The answer must match the listing exactly, with every line written out again.

───── DATASET

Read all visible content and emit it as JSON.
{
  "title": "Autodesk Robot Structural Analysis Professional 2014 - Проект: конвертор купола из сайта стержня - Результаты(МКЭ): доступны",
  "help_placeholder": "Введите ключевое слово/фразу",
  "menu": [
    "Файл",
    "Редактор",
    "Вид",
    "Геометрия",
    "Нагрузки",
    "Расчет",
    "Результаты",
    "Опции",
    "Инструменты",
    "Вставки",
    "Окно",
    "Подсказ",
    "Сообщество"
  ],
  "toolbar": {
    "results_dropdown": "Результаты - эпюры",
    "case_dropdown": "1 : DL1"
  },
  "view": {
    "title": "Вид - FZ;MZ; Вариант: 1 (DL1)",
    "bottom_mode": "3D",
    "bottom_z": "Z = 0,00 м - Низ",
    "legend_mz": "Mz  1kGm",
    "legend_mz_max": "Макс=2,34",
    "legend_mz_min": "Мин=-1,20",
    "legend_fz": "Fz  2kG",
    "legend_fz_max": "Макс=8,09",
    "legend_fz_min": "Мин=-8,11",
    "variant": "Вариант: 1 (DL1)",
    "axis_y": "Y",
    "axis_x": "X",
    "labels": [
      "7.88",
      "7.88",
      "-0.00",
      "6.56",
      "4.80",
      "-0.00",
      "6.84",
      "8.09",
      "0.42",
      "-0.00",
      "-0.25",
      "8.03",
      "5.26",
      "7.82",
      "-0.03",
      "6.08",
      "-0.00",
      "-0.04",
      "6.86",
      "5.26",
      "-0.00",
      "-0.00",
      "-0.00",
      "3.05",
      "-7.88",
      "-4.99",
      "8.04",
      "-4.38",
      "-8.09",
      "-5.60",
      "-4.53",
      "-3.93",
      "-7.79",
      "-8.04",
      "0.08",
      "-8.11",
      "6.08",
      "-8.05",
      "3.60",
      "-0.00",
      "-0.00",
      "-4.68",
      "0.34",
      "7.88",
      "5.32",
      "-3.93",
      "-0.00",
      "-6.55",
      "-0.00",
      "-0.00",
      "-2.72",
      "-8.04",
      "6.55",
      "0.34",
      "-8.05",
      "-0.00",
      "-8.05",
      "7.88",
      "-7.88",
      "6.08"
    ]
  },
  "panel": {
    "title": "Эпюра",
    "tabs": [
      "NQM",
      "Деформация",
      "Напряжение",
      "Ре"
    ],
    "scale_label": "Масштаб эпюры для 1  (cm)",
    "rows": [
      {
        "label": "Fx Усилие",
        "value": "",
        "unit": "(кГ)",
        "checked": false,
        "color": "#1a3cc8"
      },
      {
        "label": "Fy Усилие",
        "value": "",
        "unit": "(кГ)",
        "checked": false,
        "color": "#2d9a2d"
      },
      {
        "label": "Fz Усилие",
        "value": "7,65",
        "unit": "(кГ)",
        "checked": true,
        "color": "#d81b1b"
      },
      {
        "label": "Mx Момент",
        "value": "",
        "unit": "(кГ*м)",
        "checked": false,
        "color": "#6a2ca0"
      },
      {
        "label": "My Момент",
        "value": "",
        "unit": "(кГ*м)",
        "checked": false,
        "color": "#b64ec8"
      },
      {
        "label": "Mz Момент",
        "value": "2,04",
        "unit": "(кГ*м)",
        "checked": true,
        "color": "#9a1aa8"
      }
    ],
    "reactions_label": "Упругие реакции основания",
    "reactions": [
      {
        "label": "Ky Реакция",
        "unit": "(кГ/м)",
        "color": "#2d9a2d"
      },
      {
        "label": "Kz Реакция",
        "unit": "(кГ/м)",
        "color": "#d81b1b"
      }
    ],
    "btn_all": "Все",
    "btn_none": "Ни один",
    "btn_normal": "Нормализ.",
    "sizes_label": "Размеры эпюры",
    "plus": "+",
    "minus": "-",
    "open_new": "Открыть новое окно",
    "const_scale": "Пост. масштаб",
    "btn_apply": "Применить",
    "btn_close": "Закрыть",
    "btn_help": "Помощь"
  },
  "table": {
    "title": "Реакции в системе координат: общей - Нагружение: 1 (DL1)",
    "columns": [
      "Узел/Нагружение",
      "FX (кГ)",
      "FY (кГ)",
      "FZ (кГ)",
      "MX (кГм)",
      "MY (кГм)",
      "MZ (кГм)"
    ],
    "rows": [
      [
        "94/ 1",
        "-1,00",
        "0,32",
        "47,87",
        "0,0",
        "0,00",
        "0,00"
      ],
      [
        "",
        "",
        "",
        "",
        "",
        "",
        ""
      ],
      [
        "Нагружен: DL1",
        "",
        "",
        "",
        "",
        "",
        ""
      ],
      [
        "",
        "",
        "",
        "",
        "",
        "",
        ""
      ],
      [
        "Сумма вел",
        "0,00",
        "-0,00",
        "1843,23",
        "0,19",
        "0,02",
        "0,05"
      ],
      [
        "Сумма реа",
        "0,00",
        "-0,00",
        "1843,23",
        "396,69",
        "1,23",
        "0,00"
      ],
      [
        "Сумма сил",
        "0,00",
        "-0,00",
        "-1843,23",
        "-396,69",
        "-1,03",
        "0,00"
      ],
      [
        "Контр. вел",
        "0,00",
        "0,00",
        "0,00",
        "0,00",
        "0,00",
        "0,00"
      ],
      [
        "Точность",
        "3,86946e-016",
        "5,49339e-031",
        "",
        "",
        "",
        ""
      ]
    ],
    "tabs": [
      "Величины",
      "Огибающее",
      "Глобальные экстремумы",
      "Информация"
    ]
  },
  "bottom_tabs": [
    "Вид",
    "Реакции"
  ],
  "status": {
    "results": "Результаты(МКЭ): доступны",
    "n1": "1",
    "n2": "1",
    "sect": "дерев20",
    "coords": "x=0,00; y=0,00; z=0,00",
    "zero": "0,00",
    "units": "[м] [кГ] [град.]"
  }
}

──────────

RESPONSE =>
Read all visible content and emit it as JSON.
{
  "title": "Autodesk Robot Structural Analysis Professional 2014 - Проект: конвертор купола из сайта стержня - Результаты(МКЭ): доступны",
  "help_placeholder": "Введите ключевое слово/фразу",
  "menu": [
    "Файл",
    "Редактор",
    "Вид",
    "Геометрия",
    "Нагрузки",
    "Расчет",
    "Результаты",
    "Опции",
    "Инструменты",
    "Вставки",
    "Окно",
    "Подсказ",
    "Сообщество"
  ],
  "toolbar": {
    "results_dropdown": "Результаты - эпюры",
    "case_dropdown": "1 : DL1"
  },
  "view": {
    "title": "Вид - FZ;MZ; Вариант: 1 (DL1)",
    "bottom_mode": "3D",
    "bottom_z": "Z = 0,00 м - Низ",
    "legend_mz": "Mz  1kGm",
    "legend_mz_max": "Макс=2,34",
    "legend_mz_min": "Мин=-1,20",
    "legend_fz": "Fz  2kG",
    "legend_fz_max": "Макс=8,09",
    "legend_fz_min": "Мин=-8,11",
    "variant": "Вариант: 1 (DL1)",
    "axis_y": "Y",
    "axis_x": "X",
    "labels": [
      "7.88",
      "7.88",
      "-0.00",
      "6.56",
      "4.80",
      "-0.00",
      "6.84",
      "8.09",
      "0.42",
      "-0.00",
      "-0.25",
      "8.03",
      "5.26",
      "7.82",
      "-0.03",
      "6.08",
      "-0.00",
      "-0.04",
      "6.86",
      "5.26",
      "-0.00",
      "-0.00",
      "-0.00",
      "3.05",
      "-7.88",
      "-4.99",
      "8.04",
      "-4.38",
      "-8.09",
      "-5.60",
      "-4.53",
      "-3.93",
      "-7.79",
      "-8.04",
      "0.08",
      "-8.11",
      "6.08",
      "-8.05",
      "3.60",
      "-0.00",
      "-0.00",
      "-4.68",
      "0.34",
      "7.88",
      "5.32",
      "-3.93",
      "-0.00",
      "-6.55",
      "-0.00",
      "-0.00",
      "-2.72",
      "-8.04",
      "6.55",
      "0.34",
      "-8.05",
      "-0.00",
      "-8.05",
      "7.88",
      "-7.88",
      "6.08"
    ]
  },
  "panel": {
    "title": "Эпюра",
    "tabs": [
      "NQM",
      "Деформация",
      "Напряжение",
      "Ре"
    ],
    "scale_label": "Масштаб эпюры для 1  (cm)",
    "rows": [
      {
        "label": "Fx Усилие",
        "value": "",
        "unit": "(кГ)",
        "checked": false,
        "color": "#1a3cc8"
      },
      {
        "label": "Fy Усилие",
        "value": "",
        "unit": "(кГ)",
        "checked": false,
        "color": "#2d9a2d"
      },
      {
        "label": "Fz Усилие",
        "value": "7,65",
        "unit": "(кГ)",
        "checked": true,
        "color": "#d81b1b"
      },
      {
        "label": "Mx Момент",
        "value": "",
        "unit": "(кГ*м)",
        "checked": false,
        "color": "#6a2ca0"
      },
      {
        "label": "My Момент",
        "value": "",
        "unit": "(кГ*м)",
        "checked": false,
        "color": "#b64ec8"
      },
      {
        "label": "Mz Момент",
        "value": "2,04",
        "unit": "(кГ*м)",
        "checked": true,
        "color": "#9a1aa8"
      }
    ],
    "reactions_label": "Упругие реакции основания",
    "reactions": [
      {
        "label": "Ky Реакция",
        "unit": "(кГ/м)",
        "color": "#2d9a2d"
      },
      {
        "label": "Kz Реакция",
        "unit": "(кГ/м)",
        "color": "#d81b1b"
      }
    ],
    "btn_all": "Все",
    "btn_none": "Ни один",
    "btn_normal": "Нормализ.",
    "sizes_label": "Размеры эпюры",
    "plus": "+",
    "minus": "-",
    "open_new": "Открыть новое окно",
    "const_scale": "Пост. масштаб",
    "btn_apply": "Применить",
    "btn_close": "Закрыть",
    "btn_help": "Помощь"
  },
  "table": {
    "title": "Реакции в системе координат: общей - Нагружение: 1 (DL1)",
    "columns": [
      "Узел/Нагружение",
      "FX (кГ)",
      "FY (кГ)",
      "FZ (кГ)",
      "MX (кГм)",
      "MY (кГм)",
      "MZ (кГм)"
    ],
    "rows": [
      [
        "94/ 1",
        "-1,00",
        "0,32",
        "47,87",
        "0,0",
        "0,00",
        "0,00"
      ],
      [
        "",
        "",
        "",
        "",
        "",
        "",
        ""
      ],
      [
        "Нагружен: DL1",
        "",
        "",
        "",
        "",
        "",
        ""
      ],
      [
        "",
        "",
        "",
        "",
        "",
        "",
        ""
      ],
      [
        "Сумма вел",
        "0,00",
        "-0,00",
        "1843,23",
        "0,19",
        "0,02",
        "0,05"
      ],
      [
        "Сумма реа",
        "0,00",
        "-0,00",
        "1843,23",
        "396,69",
        "1,23",
        "0,00"
      ],
      [
        "Сумма сил",
        "0,00",
        "-0,00",
        "-1843,23",
        "-396,69",
        "-1,03",
        "0,00"
      ],
      [
        "Контр. вел",
        "0,00",
        "0,00",
        "0,00",
        "0,00",
        "0,00",
        "0,00"
      ],
      [
        "Точность",
        "3,86946e-016",
        "5,49339e-031",
        "",
        "",
        "",
        ""
      ]
    ],
    "tabs": [
      "Величины",
      "Огибающее",
      "Глобальные экстремумы",
      "Информация"
    ]
  },
  "bottom_tabs": [
    "Вид",
    "Реакции"
  ],
  "status": {
    "results": "Результаты(МКЭ): доступны",
    "n1": "1",
    "n2": "1",
    "sect": "дерев20",
    "coords": "x=0,00; y=0,00; z=0,00",
    "zero": "0,00",
    "units": "[м] [кГ] [град.]"
  }
}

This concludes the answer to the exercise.